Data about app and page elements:

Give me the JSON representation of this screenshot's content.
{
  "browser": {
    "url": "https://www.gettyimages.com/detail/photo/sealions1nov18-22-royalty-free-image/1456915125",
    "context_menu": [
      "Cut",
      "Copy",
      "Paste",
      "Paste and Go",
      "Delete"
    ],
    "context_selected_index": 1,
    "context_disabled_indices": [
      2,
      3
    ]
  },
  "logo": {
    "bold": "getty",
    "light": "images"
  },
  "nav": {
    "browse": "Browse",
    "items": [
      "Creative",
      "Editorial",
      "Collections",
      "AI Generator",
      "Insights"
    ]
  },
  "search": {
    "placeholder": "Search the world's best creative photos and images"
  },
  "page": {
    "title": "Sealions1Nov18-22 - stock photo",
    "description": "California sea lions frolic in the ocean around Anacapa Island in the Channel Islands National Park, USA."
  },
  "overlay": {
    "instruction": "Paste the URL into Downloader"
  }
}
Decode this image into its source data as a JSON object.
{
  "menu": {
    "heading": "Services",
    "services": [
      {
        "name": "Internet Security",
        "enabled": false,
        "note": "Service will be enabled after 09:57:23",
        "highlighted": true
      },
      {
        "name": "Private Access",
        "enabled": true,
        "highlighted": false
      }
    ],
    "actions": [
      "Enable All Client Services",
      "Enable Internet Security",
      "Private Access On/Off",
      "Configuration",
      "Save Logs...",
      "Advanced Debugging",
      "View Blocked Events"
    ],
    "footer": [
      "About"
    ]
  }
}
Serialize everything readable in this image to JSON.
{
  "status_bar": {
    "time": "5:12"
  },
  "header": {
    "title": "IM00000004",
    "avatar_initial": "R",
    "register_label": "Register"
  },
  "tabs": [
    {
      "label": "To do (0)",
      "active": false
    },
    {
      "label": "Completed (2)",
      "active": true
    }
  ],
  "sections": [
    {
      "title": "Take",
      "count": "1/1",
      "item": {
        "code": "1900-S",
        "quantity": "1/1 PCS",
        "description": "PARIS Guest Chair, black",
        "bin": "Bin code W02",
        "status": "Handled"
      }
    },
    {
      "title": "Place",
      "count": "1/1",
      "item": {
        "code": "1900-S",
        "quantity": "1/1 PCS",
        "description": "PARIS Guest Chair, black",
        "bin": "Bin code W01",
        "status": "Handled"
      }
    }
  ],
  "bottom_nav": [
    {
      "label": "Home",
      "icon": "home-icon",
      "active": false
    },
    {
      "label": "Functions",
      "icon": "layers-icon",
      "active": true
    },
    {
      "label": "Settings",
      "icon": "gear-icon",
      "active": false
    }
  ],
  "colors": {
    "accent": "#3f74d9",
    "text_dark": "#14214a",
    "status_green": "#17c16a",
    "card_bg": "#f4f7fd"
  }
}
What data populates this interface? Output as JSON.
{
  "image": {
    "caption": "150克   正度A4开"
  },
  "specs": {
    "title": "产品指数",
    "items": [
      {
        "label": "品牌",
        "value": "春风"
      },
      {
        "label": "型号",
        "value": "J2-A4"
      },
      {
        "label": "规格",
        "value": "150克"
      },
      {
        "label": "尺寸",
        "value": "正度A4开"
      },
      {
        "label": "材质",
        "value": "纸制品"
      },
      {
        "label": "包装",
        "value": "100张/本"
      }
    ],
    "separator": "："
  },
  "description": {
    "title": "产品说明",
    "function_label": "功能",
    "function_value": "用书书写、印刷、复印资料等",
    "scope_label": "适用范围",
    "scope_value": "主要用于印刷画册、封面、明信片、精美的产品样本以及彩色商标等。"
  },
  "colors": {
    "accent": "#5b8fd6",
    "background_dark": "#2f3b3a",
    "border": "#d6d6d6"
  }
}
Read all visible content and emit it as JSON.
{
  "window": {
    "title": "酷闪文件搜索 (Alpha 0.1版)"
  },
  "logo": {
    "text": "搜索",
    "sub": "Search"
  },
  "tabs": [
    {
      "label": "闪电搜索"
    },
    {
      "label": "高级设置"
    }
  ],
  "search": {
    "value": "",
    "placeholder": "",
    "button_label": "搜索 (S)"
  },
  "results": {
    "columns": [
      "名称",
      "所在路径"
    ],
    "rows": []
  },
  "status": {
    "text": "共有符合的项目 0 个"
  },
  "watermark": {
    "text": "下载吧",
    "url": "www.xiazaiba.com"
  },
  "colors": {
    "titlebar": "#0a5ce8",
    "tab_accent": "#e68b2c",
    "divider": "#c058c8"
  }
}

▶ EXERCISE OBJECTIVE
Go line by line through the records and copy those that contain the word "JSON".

▶ SOLVED EXERCISE
Give me the JSON representation of this screenshot's content.
Decode this image into its source data as a JSON object.
Serialize everything readable in this image to JSON.
What data populates this interface? Output as JSON.
Read all visible content and emit it as JSON.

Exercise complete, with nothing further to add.